Crazing, which appears as closely spaced surface hair cracks in both plastic as well as hardened concrete, is caused by shrinkage of the surface layer of cement. The cracks are usually no more than 3mm deep and visible as the floor surface starts drying the day after placement or by the end of the first week.
Perrie says some of the factors affecting the crazing of concrete floors include:
- Correct protection of the concrete in the plastic state and timeous curing are essential because when the evaporation rate from the concrete surface is higher than the moisture gain from curing, crazing cracks will appear because of low humidity, drying winds, or exposure to sunlight. Delayed curing will cause rapid drying of the surface and crazing. Curing with water much colder than the concrete will cause thermal shock and also lead to crazing.
- Alternating wetting and drying at early stages should be avoided. Continuous water sprinkling is an ideal method of curing to prevent the concrete from drying between applications of water.
- Over-using vibrating screeds and bull floats leads to the coarse aggregates settling at the bottom and drives the cement paste to the surface which is the main cause of crazing;
- Overworking and over-trowelling, especially when the surface is wet, is another negative factor. “Too wet a mix, excessive floating, the use of a tamper or other procedures which depress the coarse aggregate and produce high concentrations of cement paste and fines at the surface, will result in crazing and cracking.”
- Crazing can also be caused by dusting dry cement onto the surface before trowelling. The cement will dry up bleed water and concentrate fines on the surface.
- Applying water to the surface during finishing operations is another contributory factor.

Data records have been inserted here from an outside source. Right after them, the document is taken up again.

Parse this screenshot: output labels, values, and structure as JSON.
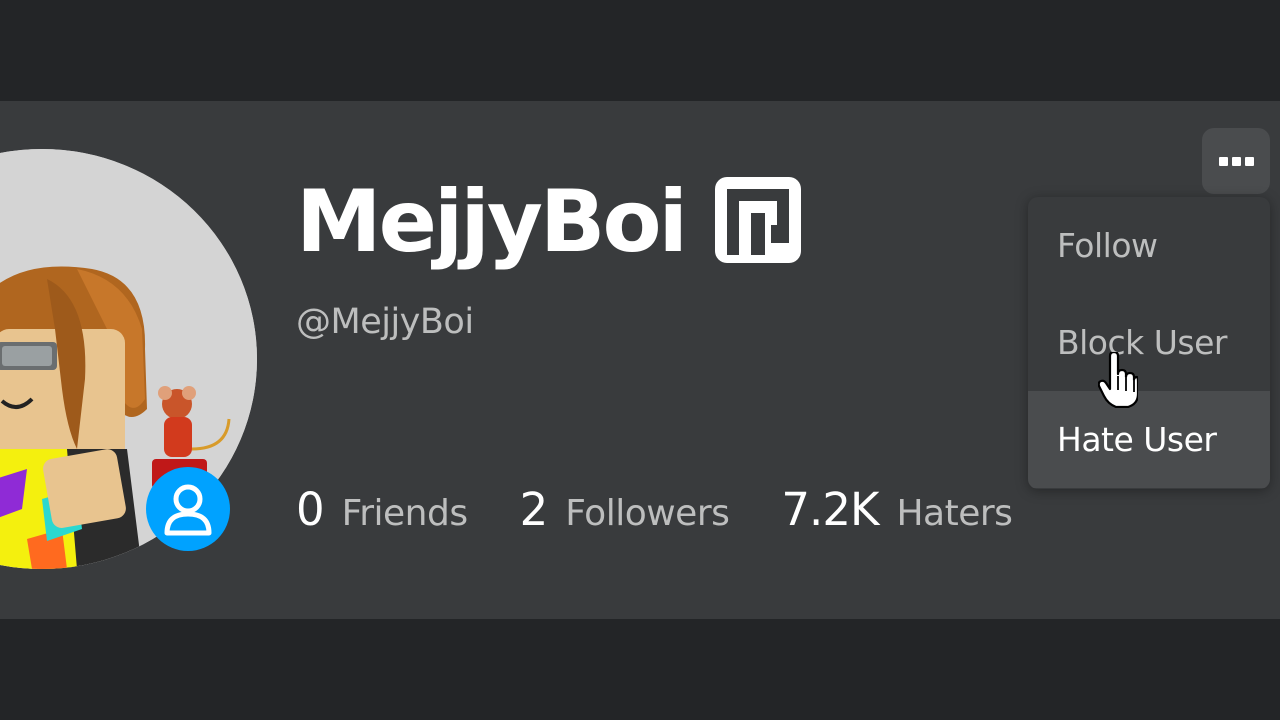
{
  "profile": {
    "display_name": "MejjyBoi",
    "username": "@MejjyBoi",
    "verified_badge_icon": "premium-badge-icon",
    "presence_icon": "user-presence-icon"
  },
  "stats": [
    {
      "value": "0",
      "label": "Friends"
    },
    {
      "value": "2",
      "label": "Followers"
    },
    {
      "value": "7.2K",
      "label": "Haters"
    }
  ],
  "menu": {
    "button_icon": "more-options-icon",
    "items": [
      {
        "label": "Follow"
      },
      {
        "label": "Block User"
      },
      {
        "label": "Hate User"
      }
    ],
    "hovered_item": "Hate User"
  },
  "colors": {
    "page_bg": "#232527",
    "card_bg": "#393b3d",
    "presence_blue": "#00a2ff",
    "text_primary": "#ffffff",
    "text_secondary": "#bdbebe"
  }
}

Performing finishing operations with bleed water still on the surface, or using a steel trowel in a way that water and cement fines are brought to the surface, will end up in crazing.

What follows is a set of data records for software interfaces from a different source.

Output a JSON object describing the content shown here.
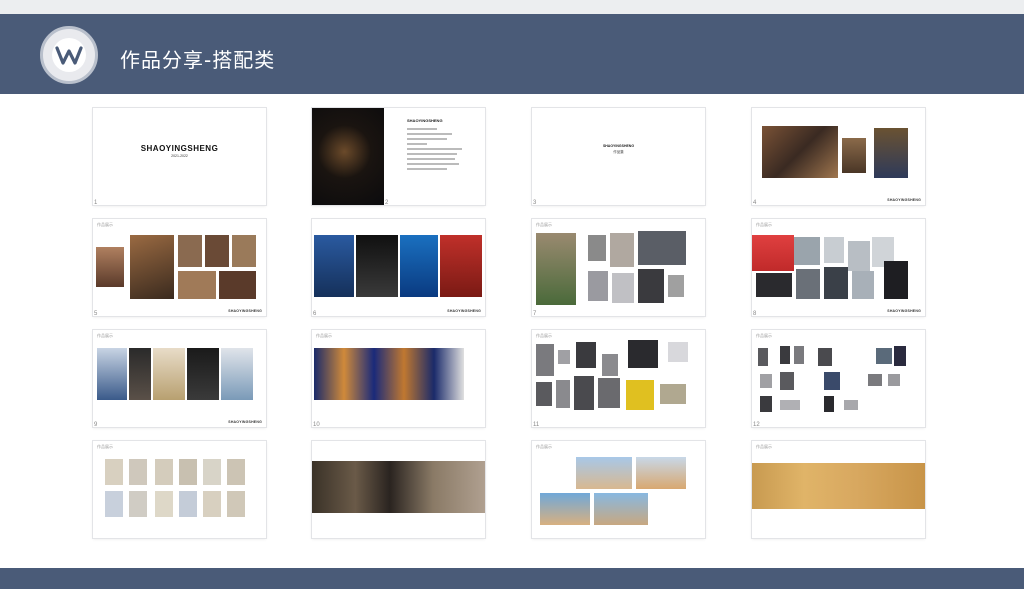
{
  "header": {
    "title": "作品分享-搭配类",
    "logo_icon": "wps-w-logo-icon",
    "color": "#4a5b78"
  },
  "slides": [
    {
      "num": "1",
      "cover_title": "SHAOYINGSHENG",
      "cover_sub": "2021-2022"
    },
    {
      "num": "2",
      "heading": "SHAOYINGSHENG"
    },
    {
      "num": "3",
      "section_title": "SHAOYINGSHENG",
      "section_sub": "作品集"
    },
    {
      "num": "4",
      "mark": "SHAOYINGSHENG"
    },
    {
      "num": "5",
      "tag": "作品展示",
      "mark": "SHAOYINGSHENG"
    },
    {
      "num": "6",
      "mark": "SHAOYINGSHENG"
    },
    {
      "num": "7",
      "tag": "作品展示"
    },
    {
      "num": "8",
      "tag": "作品展示",
      "mark": "SHAOYINGSHENG"
    },
    {
      "num": "9",
      "tag": "作品展示",
      "mark": "SHAOYINGSHENG"
    },
    {
      "num": "10",
      "tag": "作品展示"
    },
    {
      "num": "11",
      "tag": "作品展示"
    },
    {
      "num": "12",
      "tag": "作品展示"
    },
    {
      "num": "",
      "tag": "作品展示"
    },
    {
      "num": "",
      "tag": ""
    },
    {
      "num": "",
      "tag": "作品展示"
    },
    {
      "num": "",
      "tag": "作品展示"
    }
  ]
}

Perrie says although crazed floors are unsightly and may collect dirt, they do not have serious consequences and repairs are seldom necessary unless accompanied by delamination of the surface. “Grinding the surfaces may be considered when the crazing is shallow and the quality of the concrete allows for grinding," he adds.